is a visualization platform designed for Wikimedia Italia. The project is built around Wiki Loves Monuments Italy (WLM), a contest that fosters the Wikimedia Community to depict and share photographs of monuments on Wikimedia Commons, under an open license. Thanks to the visualization, it is possible to explore Italian territories and display the photographic coverage of cultural properties over different time frames. By doing so, Wikimedia staff and volunteers can address the community’s effort and organize photographic or mapping activities.

The design process was predominantly driven by information obtained through co-design activities. Designers employed them to learn about different aspects of the project, such as the WLM contest goal, evaluation process, or the Wikimedia infrastructures. Guiding principles were defined by designers and commissioners together, during a generative workshop whose preparation was informed by desk research and semi-structured interviews. Designers then synthesized them in form of a mind-map and, after rediscussing the outcome with commissioners, started an implementation process supported by solid prescriptions and extensive contextual knowledge.

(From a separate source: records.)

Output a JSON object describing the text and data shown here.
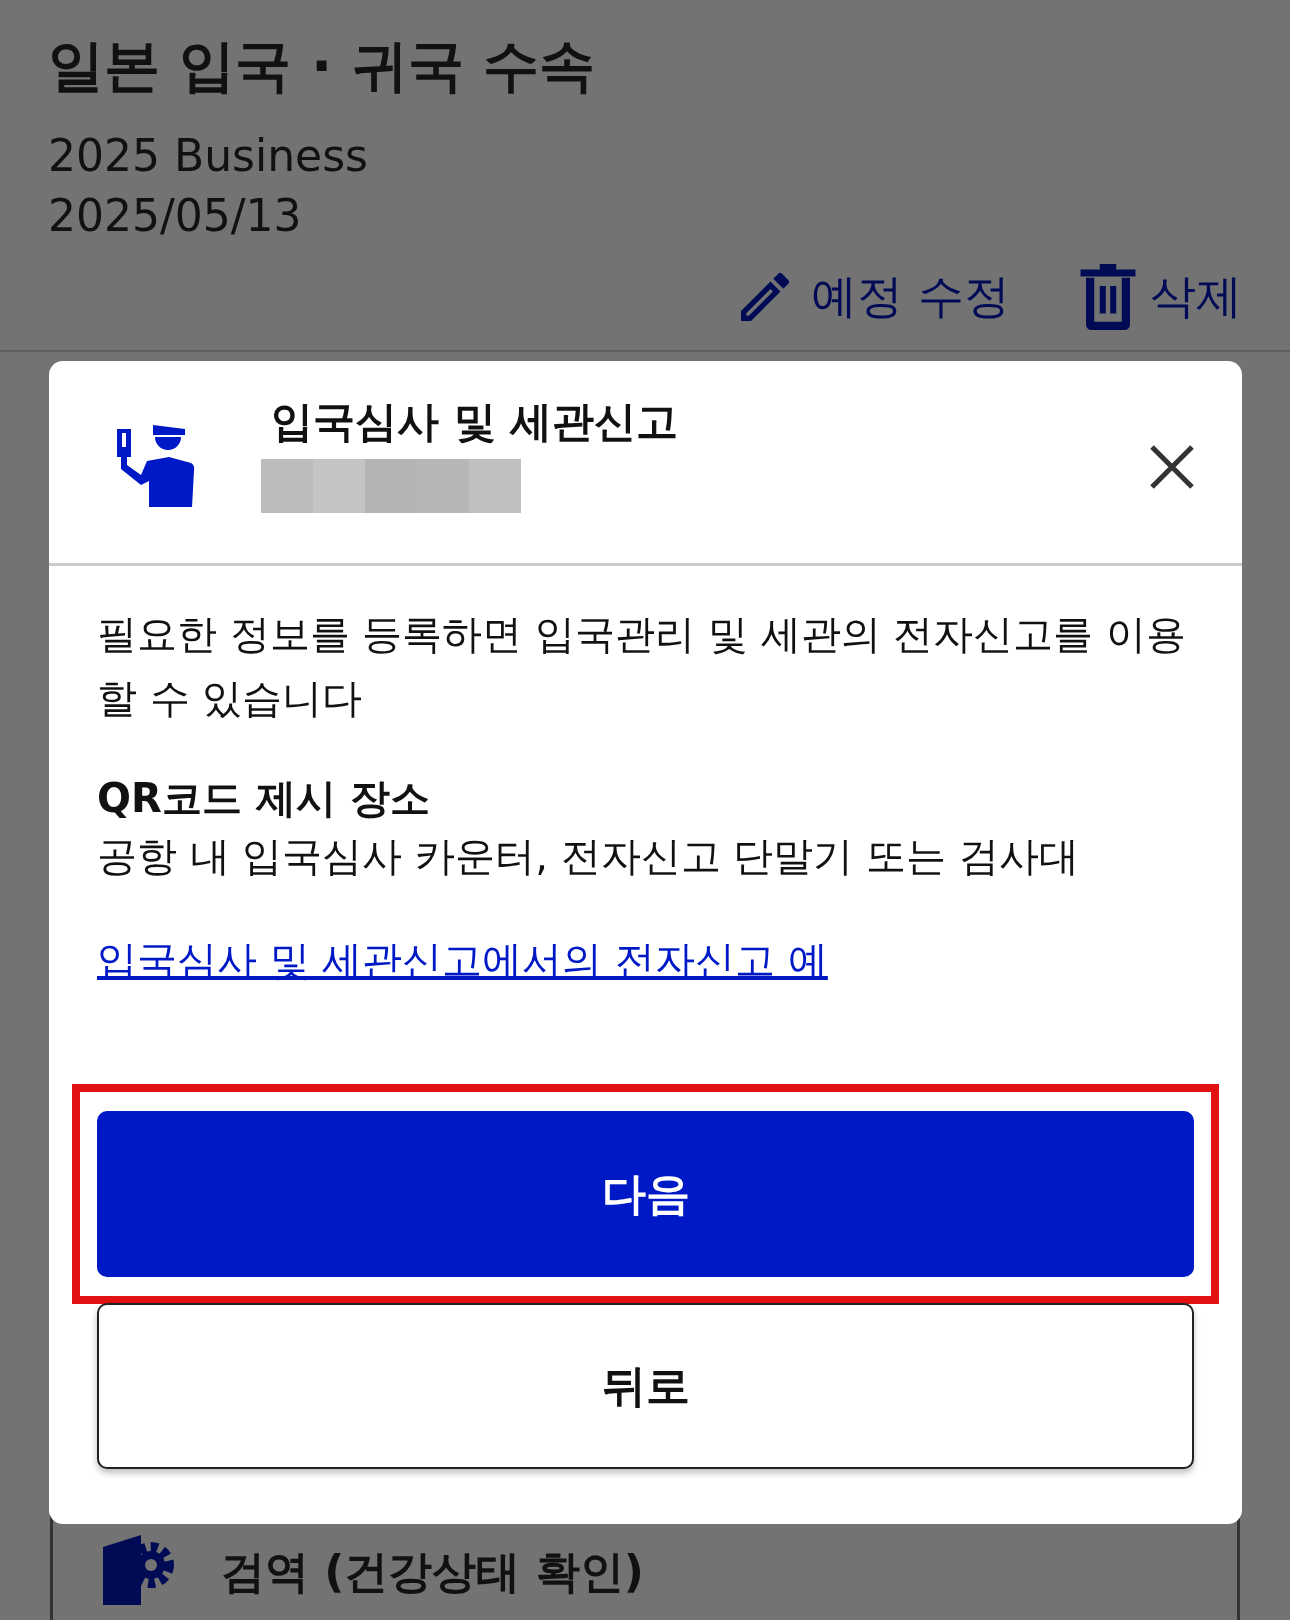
{
  "header": {
    "title": "일본 입국 · 귀국 수속",
    "subtitle": "2025 Business",
    "date": "2025/05/13",
    "actions": [
      {
        "kind": "edit",
        "label": "예정 수정"
      },
      {
        "kind": "delete",
        "label": "삭제"
      }
    ]
  },
  "dialog": {
    "title": "입국심사 및 세관신고",
    "description": "필요한 정보를 등록하면 입국관리 및 세관의 전자신고를 이용할 수 있습니다",
    "section_title": "QR코드 제시 장소",
    "section_text": "공항 내 입국심사 카운터, 전자신고 단말기 또는 검사대",
    "link": "입국심사 및 세관신고에서의 전자신고 예",
    "buttons": [
      {
        "kind": "primary",
        "label": "다음",
        "highlighted": true
      },
      {
        "kind": "secondary",
        "label": "뒤로",
        "highlighted": false
      }
    ]
  },
  "background_items": [
    {
      "title": "검역 (건강상태 확인)"
    }
  ]
}
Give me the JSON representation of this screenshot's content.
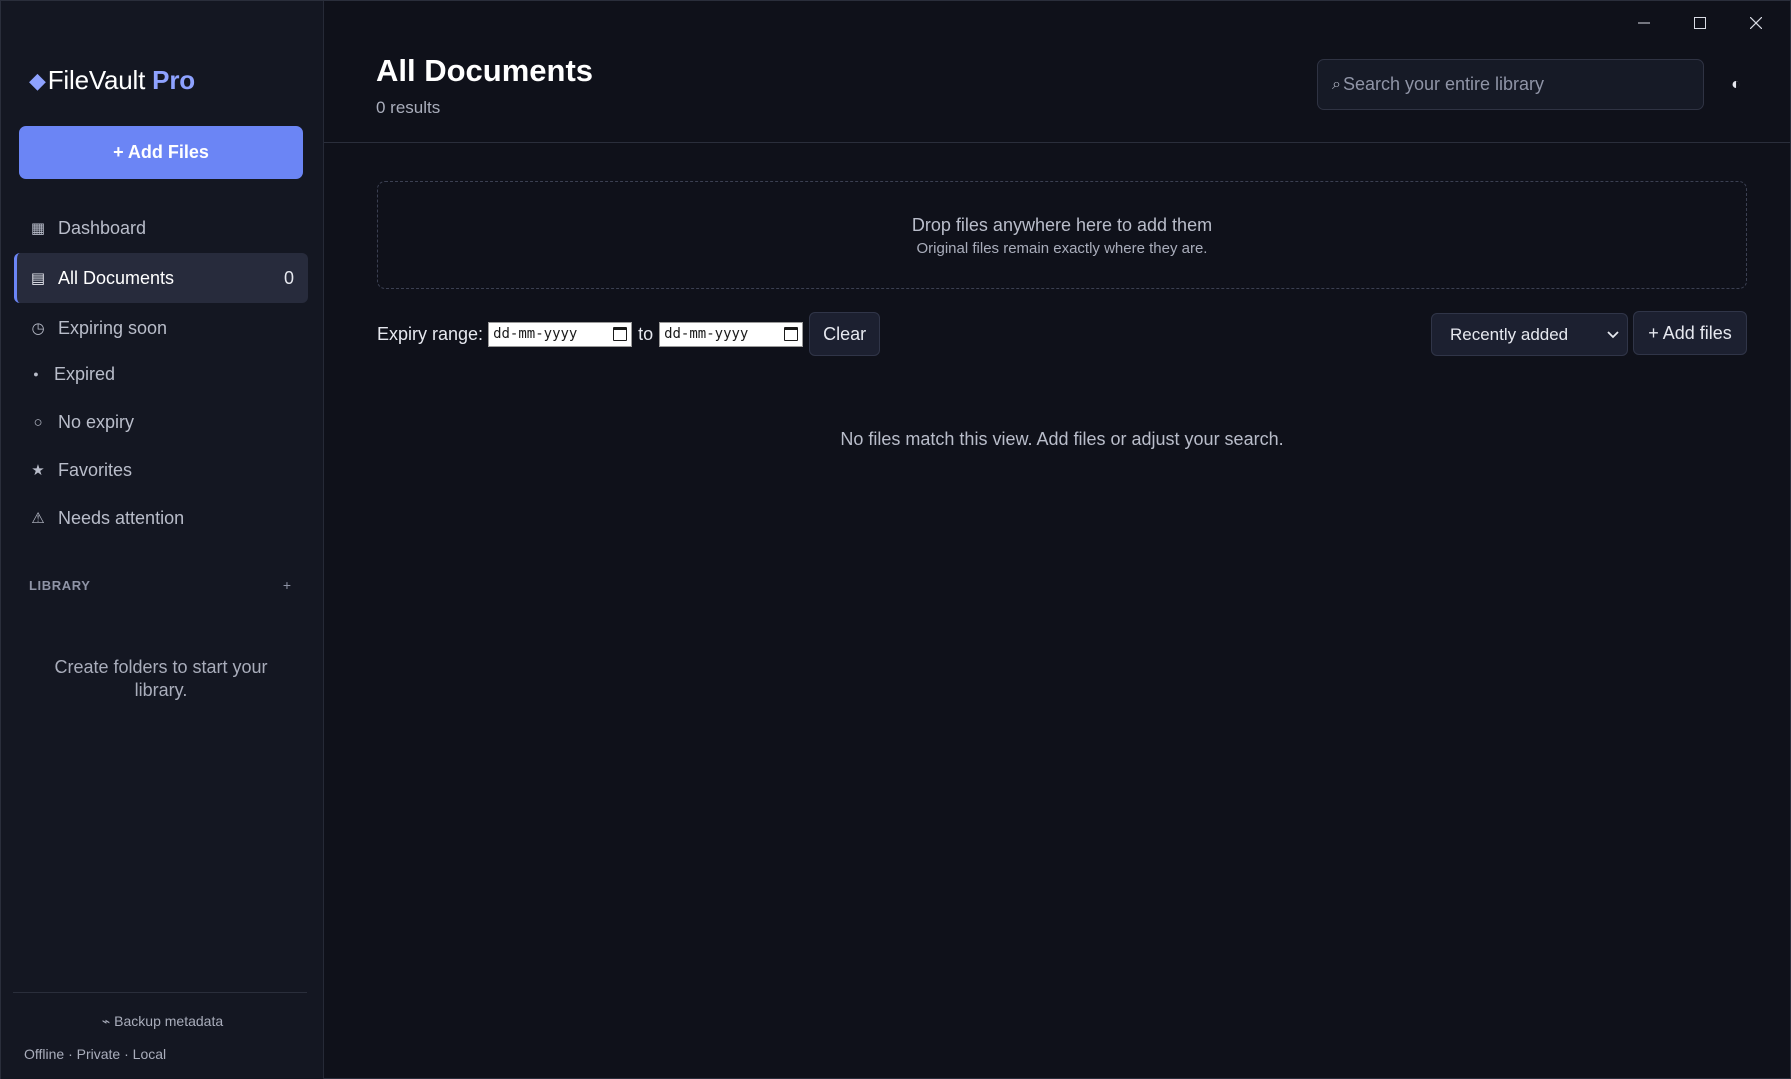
{
  "app": {
    "brand_name": "FileVault",
    "brand_suffix": "Pro",
    "diamond": "◆"
  },
  "colors": {
    "accent": "#6b85f5",
    "background": "#0f111a",
    "sidebar": "#141722"
  },
  "sidebar": {
    "add_button_label": "+ Add Files",
    "items": [
      {
        "label": "Dashboard",
        "icon": "grid-icon",
        "glyph": "▦"
      },
      {
        "label": "All Documents",
        "icon": "list-icon",
        "glyph": "▤",
        "count": "0"
      },
      {
        "label": "Expiring soon",
        "icon": "clock-icon",
        "glyph": "◷"
      },
      {
        "label": "Expired",
        "icon": "dot-icon",
        "glyph": "●"
      },
      {
        "label": "No expiry",
        "icon": "circle-icon",
        "glyph": "○"
      },
      {
        "label": "Favorites",
        "icon": "star-icon",
        "glyph": "★"
      },
      {
        "label": "Needs attention",
        "icon": "warning-icon",
        "glyph": "⚠"
      }
    ],
    "library_label": "LIBRARY",
    "library_add": "+",
    "library_empty": "Create folders to start your library.",
    "backup_label": "⌁ Backup metadata",
    "status": "Offline · Private · Local"
  },
  "header": {
    "title": "All Documents",
    "result_count": "0 results",
    "search_icon": "⌕",
    "search_placeholder": "Search your entire library",
    "theme_toggle": "◐"
  },
  "dropzone": {
    "title": "Drop files anywhere here to add them",
    "subtitle": "Original files remain exactly where they are."
  },
  "filters": {
    "expiry_label": "Expiry range:",
    "date_placeholder_from": "dd-mm-yyyy",
    "to_label": "to",
    "date_placeholder_to": "dd-mm-yyyy",
    "clear_label": "Clear",
    "sort_selected": "Recently added",
    "add_files_label": "+ Add files"
  },
  "empty_state": "No files match this view. Add files or adjust your search."
}
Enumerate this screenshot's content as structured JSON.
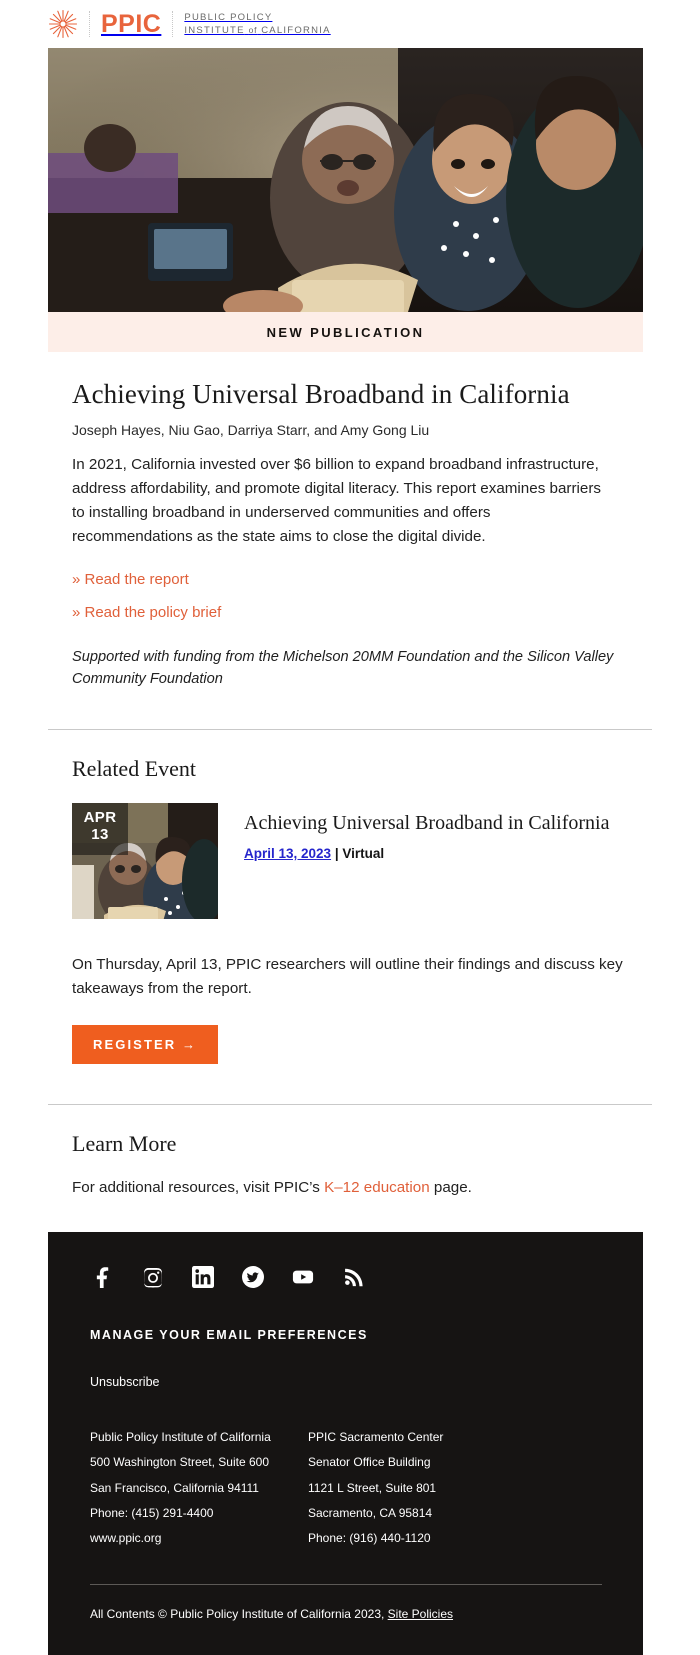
{
  "brand": {
    "name": "PPIC",
    "org_line1": "PUBLIC POLICY",
    "org_line2_a": "INSTITUTE",
    "org_line2_of": "of",
    "org_line2_b": "CALIFORNIA",
    "accent_orange": "#e8643c",
    "button_orange": "#ef5e1f",
    "band_bg": "#fdeee8",
    "footer_bg": "#161413",
    "link_blue": "#2525cc"
  },
  "banner": {
    "label": "NEW PUBLICATION"
  },
  "publication": {
    "title": "Achieving Universal Broadband in California",
    "authors": "Joseph Hayes, Niu Gao, Darriya Starr, and Amy Gong Liu",
    "summary": "In 2021, California invested over $6 billion to expand broadband infrastructure, address affordability, and promote digital literacy. This report examines barriers to installing broadband in underserved communities and offers recommendations as the state aims to close the digital divide.",
    "link_report": "» Read the report",
    "link_brief": "» Read the policy brief",
    "funding": "Supported with funding from the Michelson 20MM Foundation and the Silicon Valley Community Foundation"
  },
  "related_event": {
    "heading": "Related Event",
    "badge_month": "APR",
    "badge_day": "13",
    "title": "Achieving Universal Broadband in California",
    "date_link": "April 13, 2023",
    "separator": " | ",
    "format": "Virtual",
    "description": "On Thursday, April 13, PPIC researchers will outline their findings and discuss key takeaways from the report.",
    "register_label": "REGISTER →"
  },
  "learn_more": {
    "heading": "Learn More",
    "text_before": "For additional resources, visit PPIC’s ",
    "link": "K–12 education",
    "text_after": " page."
  },
  "footer": {
    "social": [
      {
        "name": "facebook-icon",
        "label": "Facebook"
      },
      {
        "name": "instagram-icon",
        "label": "Instagram"
      },
      {
        "name": "linkedin-icon",
        "label": "LinkedIn"
      },
      {
        "name": "twitter-icon",
        "label": "Twitter"
      },
      {
        "name": "youtube-icon",
        "label": "YouTube"
      },
      {
        "name": "rss-icon",
        "label": "RSS"
      }
    ],
    "manage_heading": "MANAGE YOUR EMAIL PREFERENCES",
    "unsubscribe": "Unsubscribe",
    "address_left": [
      "Public Policy Institute of California",
      "500 Washington Street, Suite 600",
      "San Francisco, California 94111",
      "Phone: (415) 291-4400",
      "www.ppic.org"
    ],
    "address_right": [
      "PPIC Sacramento Center",
      "Senator Office Building",
      "1121 L Street, Suite 801",
      "Sacramento, CA 95814",
      "Phone: (916) 440-1120"
    ],
    "copyright_text": "All Contents © Public Policy Institute of California 2023, ",
    "site_policies": "Site Policies"
  }
}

Extensive efforts were invested in understanding how to automatically collect data from Wikidata and Commons. The task wasn’t trivial, mainly because the meaning of “monument” can be very elusive and it includes many different things: sculptures, buildings, monumental trees, parks, etc. We came up with an approach that defines monuments as Wikidata entities, collected in two ways. First, we collect cultural properties from manually curated lists by organizers of WLM, then we merge them with other lists obtained through SPARQL queries. More specifically, the queries are built around 18 instance types representing cultural properties and defined in previous research conducted by Synapta and Wikimedia.


The visualization deals with more than 130.000 cultural properties. For each of them we harvest a number of different details, like the creation date on Wikidata, the date in which it was put in contest, the relevant images, and all the images created thanks to the contest. By combining such information, we reconstruct the history of monuments statuses, and, through data aggregation, we show coverage over territories. We have two types of statuses, that we called “WLM status” and “Commons status”. The first describes monuments from the point of view of the contest: they can be “photographed” (at least one time), put “in contest”, or simply “on Wikidata”. The logic of the second status doesn’t take the contest into account: a monument is “photographed” if we retrieved at least one picture from Commons, otherwise is just “on Wikidata”.

The differentiation between the two statuses helps in appreciating the results of the contest and, in addition, brings attention to the matter of freedom of panorama in Italy, limited by the Italian “Code of Cultural Heritage and Landscape” (Legislative Decree No. 42, dated January 22, 2004, and its subsequent amendments). The legislative decree allows the reproduction of Italian cultural property for personal use or study, but requires a further authorization for any other purpose, such as the commercial use. Because of the open license adopted by Wikimedia projects (e.g., CC-BY-SA or CC-0), organizers of the contest must ask managers of cultural properties the permission to publish WLM pictures, differently from most European countries. If they get the permissions monuments are put in contest.

The statuses are conceptualized with the use of Euler diagrams. As visible in the picture, the status “photographed” is always the most inner subset. In the case of WLM, the photographed monuments are a subset of the “in contest” monuments, which in turn is subset of all the monuments inserted on Wikidata. Photographed monuments are a subset of Wikidata elements also in the case of Commons status. However, since we don’t check their participation in to the contest, the usage of their picture for commercial scopes may be not allowed. For instance, this is the case of Colosseo.

The project employs a custom visual model based on a data-driven fan, leveraging slices to display the history of aggregated monuments statuses. In the visualization we generate a fan for each for Italian administrative areas in the view (i.e., regions, provinces, and municipalities) to see progresses over days, months, or years.


In addition, we added a secondary exploration mode based on a list, suitable to access and download data about individual monuments.

The current version of the project (alpha 0.2) is publicly accessible at